Even now, in the midst of a health and economic crisis — with 110,000 Americans dead and counting, with 40 million Americans unemployed and counting — Republicans balk at passing new legislation that would offer additional resources to Americans who are struggling to survive. And our “leader”? He is focused on finger-pointing and name-calling, on ending the ACA, stopping U.S. support of the WHO, silencing the CDC.
Who is your friend and who is your foe? It has never been clearer than now.
JP Pierce - Coolidge
May 4, 2020
While many of us appreciate the fine line that doctors, nurses, and scientists must walk in trying to get reliable information out to the public while simultaneously avoiding the wrath of Donald Trump, few appreciate the fine line that Trump must walk in trying to appease the various factions of his base. For example, in suspending immigration, Trump gains the support of one sector of his base, the white nationalists, while other sectors, business and the 1%, do not embrace that policy. Pity poor Trump, trying to appeal to both the everyday working schmuck and the ultra-wealthy at the same time.
While blocking immigration appeals to some of Trump's base, just imagine the hardships the rich will face if Trump successfully limits immigration. Businesses may have to pay their workers a living wage with benefits like health insurance and paid leave time, and the rich will suddenly be faced with the challenge of mowing their own lawns, cooking their own meals and raising their own children.

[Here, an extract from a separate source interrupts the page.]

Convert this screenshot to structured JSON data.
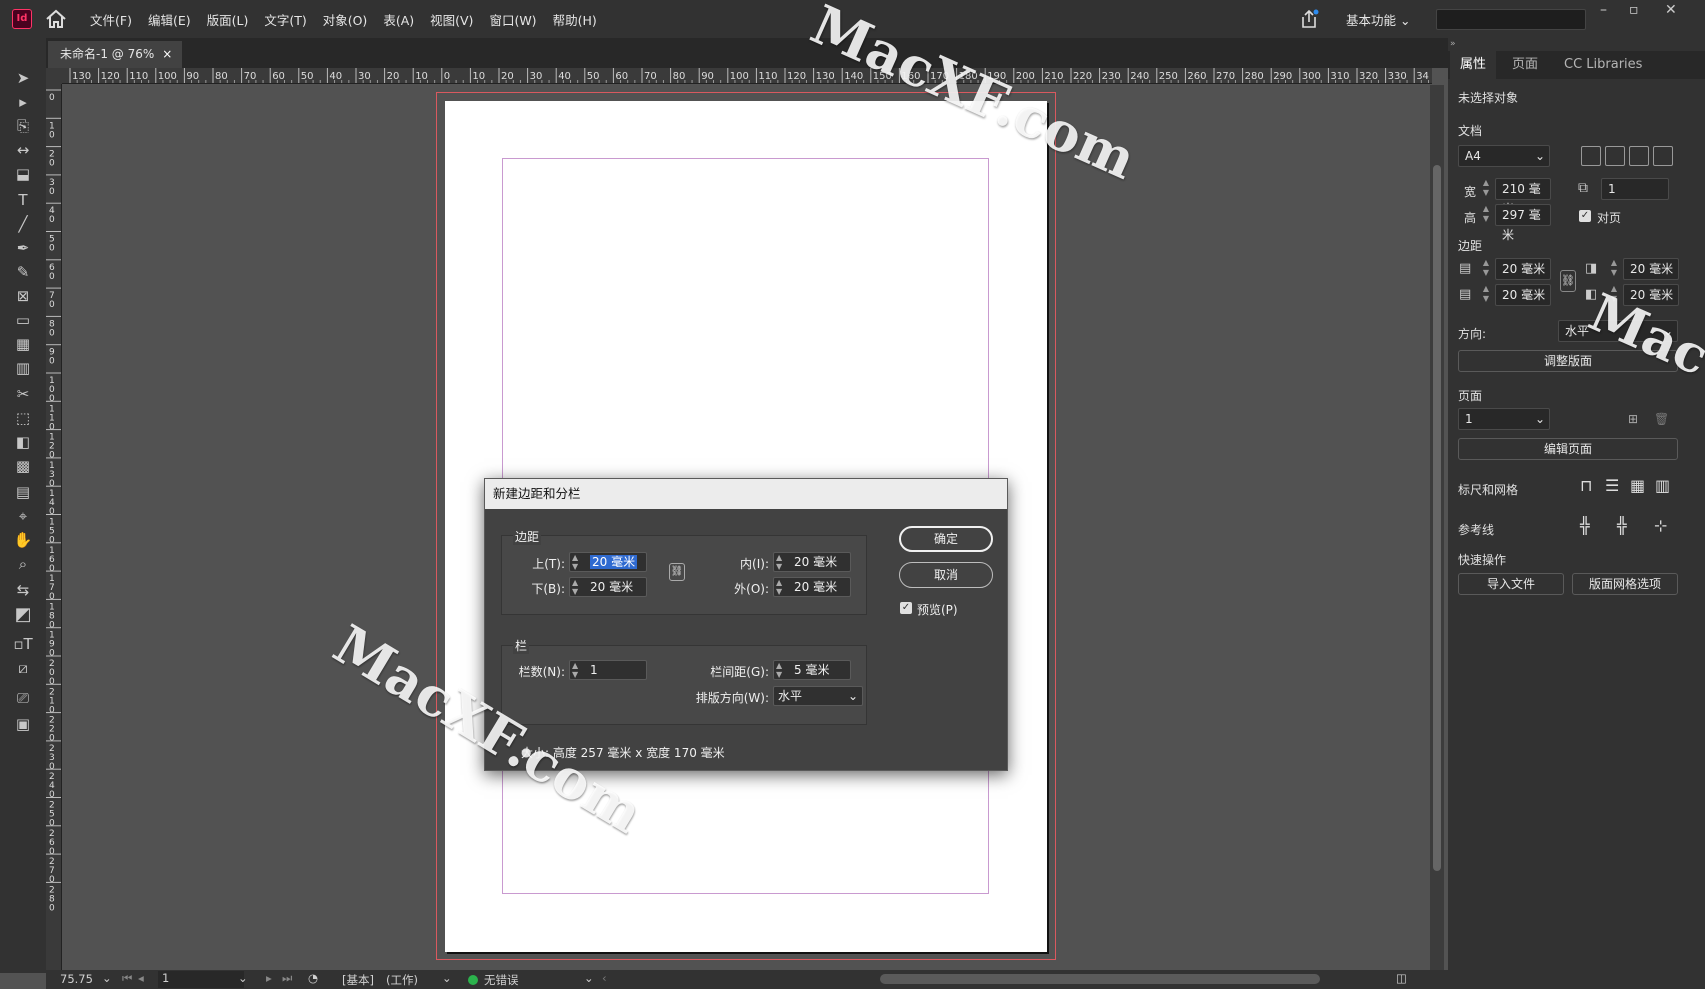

JP Pierce - Coolidge
April 1, 2020
To those who might believe that the allegations of voter suppression are exaggerated, you now have confirmation from the horse’s mouth. Trump just admitted that if the proposals to make voting easier were enacted, “you’d never have a Republican elected in this country again.” Exactly. This is the real reason that Republicans promote making it as hard as possible to vote. They win when turnout is low.
And Mitch McConnell says he is opposed to making election day a national holiday because it will result in higher voter turnout and he fears people will vote for Democrats.
This is not new. In 1980, Paul Weyrich, co-founder of ALEC, said, “I don't want everybody to vote. Elections are not won by a majority of people. … As a matter of fact our leverage in the elections quite candidly goes up as the voting populace goes down."
So there you have it. Republicans have been winning elections based not on the success of their ideas but on the success of their voter suppression efforts. They may say it is to protect the integrity of voting, to stop voter fraud, but that is a lie. The fraud is theirs. Voter suppression is meant to protect their candidates. Against what? Against the will of the people.
JP Pierce - Coolidge